(Records Opens)

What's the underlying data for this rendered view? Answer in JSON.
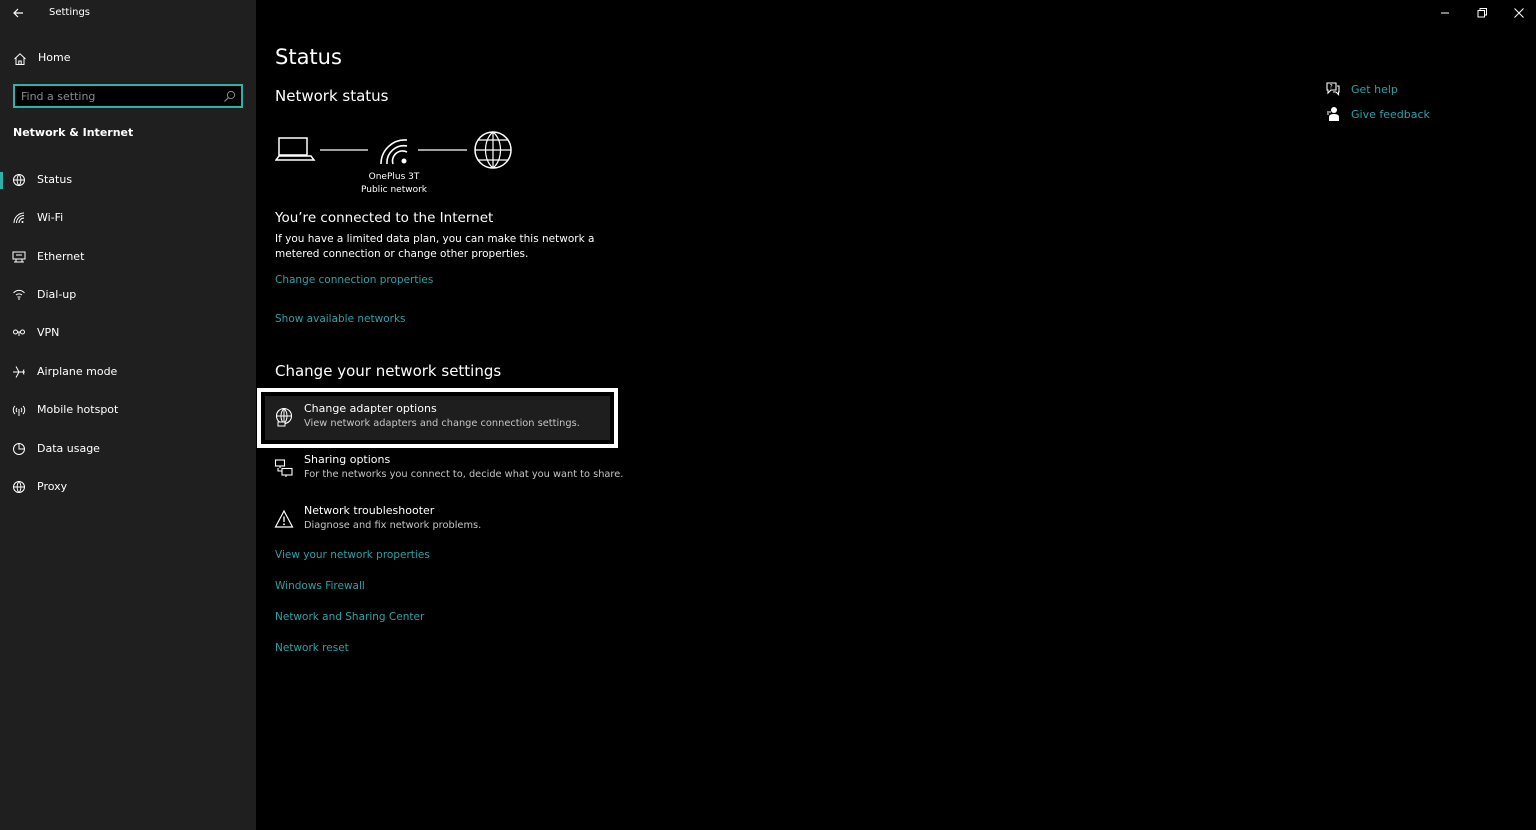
{
  "app": {
    "title": "Settings"
  },
  "sidebar": {
    "home_label": "Home",
    "search_placeholder": "Find a setting",
    "section_title": "Network & Internet",
    "items": [
      {
        "label": "Status",
        "icon": "status-icon",
        "active": true
      },
      {
        "label": "Wi-Fi",
        "icon": "wifi-icon"
      },
      {
        "label": "Ethernet",
        "icon": "ethernet-icon"
      },
      {
        "label": "Dial-up",
        "icon": "dialup-icon"
      },
      {
        "label": "VPN",
        "icon": "vpn-icon"
      },
      {
        "label": "Airplane mode",
        "icon": "airplane-icon"
      },
      {
        "label": "Mobile hotspot",
        "icon": "hotspot-icon"
      },
      {
        "label": "Data usage",
        "icon": "data-usage-icon"
      },
      {
        "label": "Proxy",
        "icon": "proxy-icon"
      }
    ]
  },
  "main": {
    "title": "Status",
    "network_status_heading": "Network status",
    "network_name": "OnePlus 3T",
    "network_type": "Public network",
    "connected_title": "You’re connected to the Internet",
    "connected_desc": "If you have a limited data plan, you can make this network a metered connection or change other properties.",
    "link_change_connection": "Change connection properties",
    "link_show_networks": "Show available networks",
    "change_settings_heading": "Change your network settings",
    "settings": [
      {
        "title": "Change adapter options",
        "desc": "View network adapters and change connection settings.",
        "icon": "adapter-icon"
      },
      {
        "title": "Sharing options",
        "desc": "For the networks you connect to, decide what you want to share.",
        "icon": "sharing-icon"
      },
      {
        "title": "Network troubleshooter",
        "desc": "Diagnose and fix network problems.",
        "icon": "warning-icon"
      }
    ],
    "links": [
      "View your network properties",
      "Windows Firewall",
      "Network and Sharing Center",
      "Network reset"
    ]
  },
  "help": {
    "get_help": "Get help",
    "give_feedback": "Give feedback"
  },
  "colors": {
    "accent": "#2fa0a5",
    "sidebar_bg": "#1f1f1f",
    "main_bg": "#000000"
  }
}
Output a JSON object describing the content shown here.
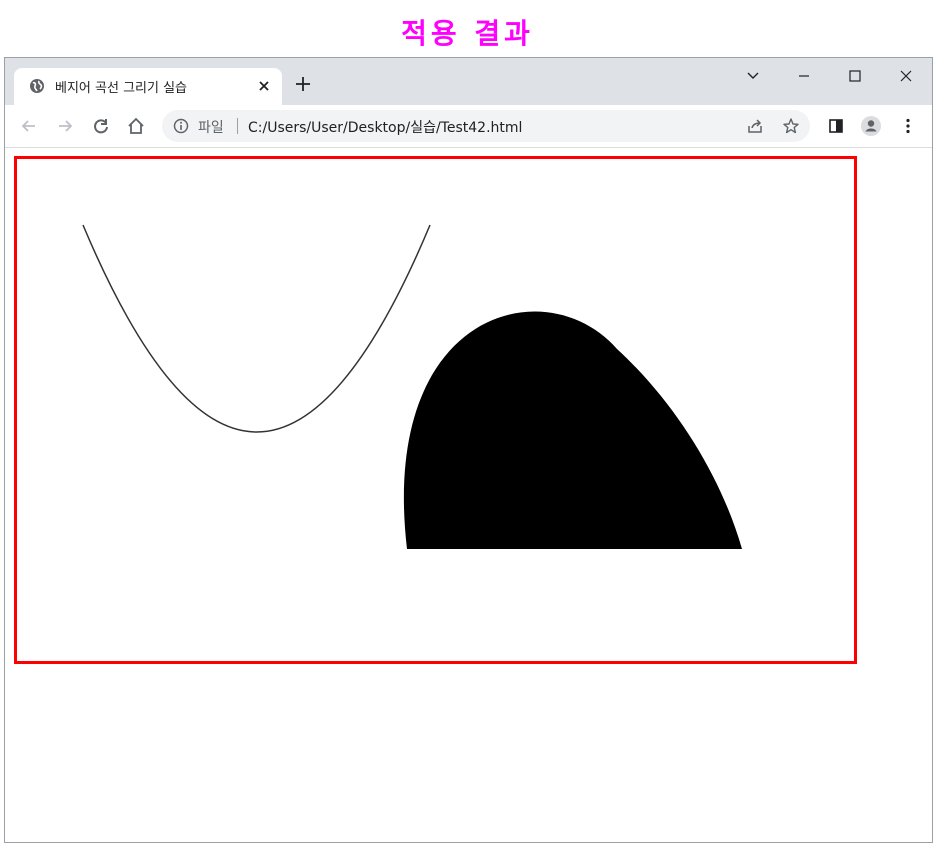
{
  "caption": "적용 결과",
  "browser": {
    "tab": {
      "title": "베지어 곡선 그리기 실습",
      "favicon": "globe-icon"
    },
    "address": {
      "scheme_label": "파일",
      "url": "C:/Users/User/Desktop/실습/Test42.html"
    }
  },
  "canvas": {
    "border_color": "#ff0000",
    "stroke_color": "#333333",
    "fill_color": "#000000"
  }
}
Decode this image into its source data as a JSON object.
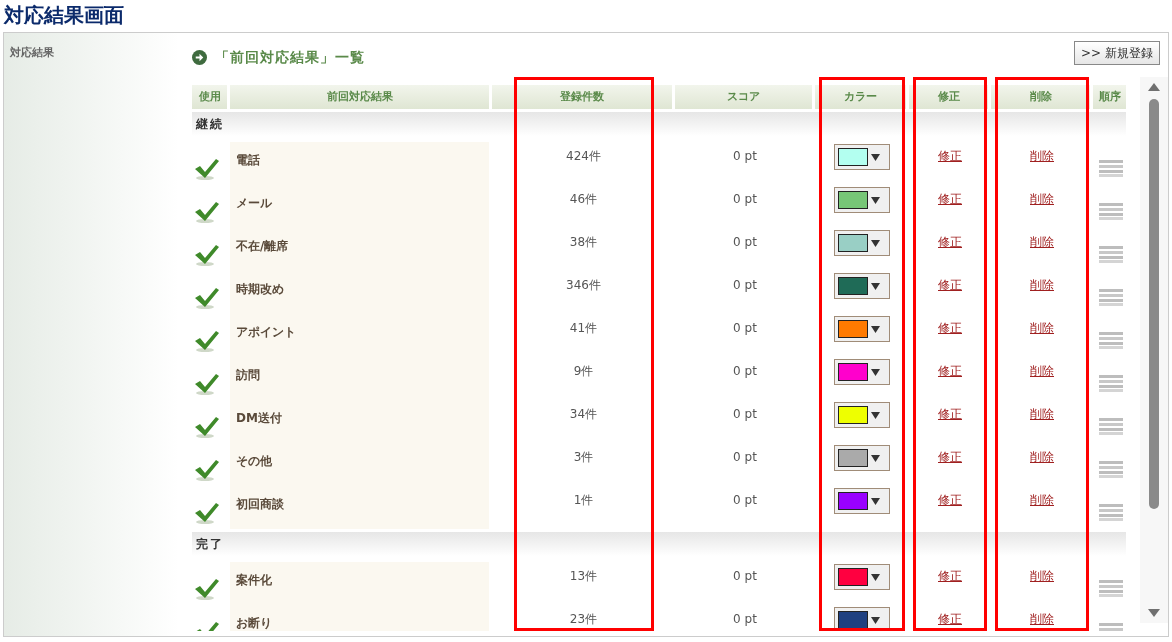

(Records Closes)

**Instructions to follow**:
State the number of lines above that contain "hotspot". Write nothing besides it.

**Output for this task**:
2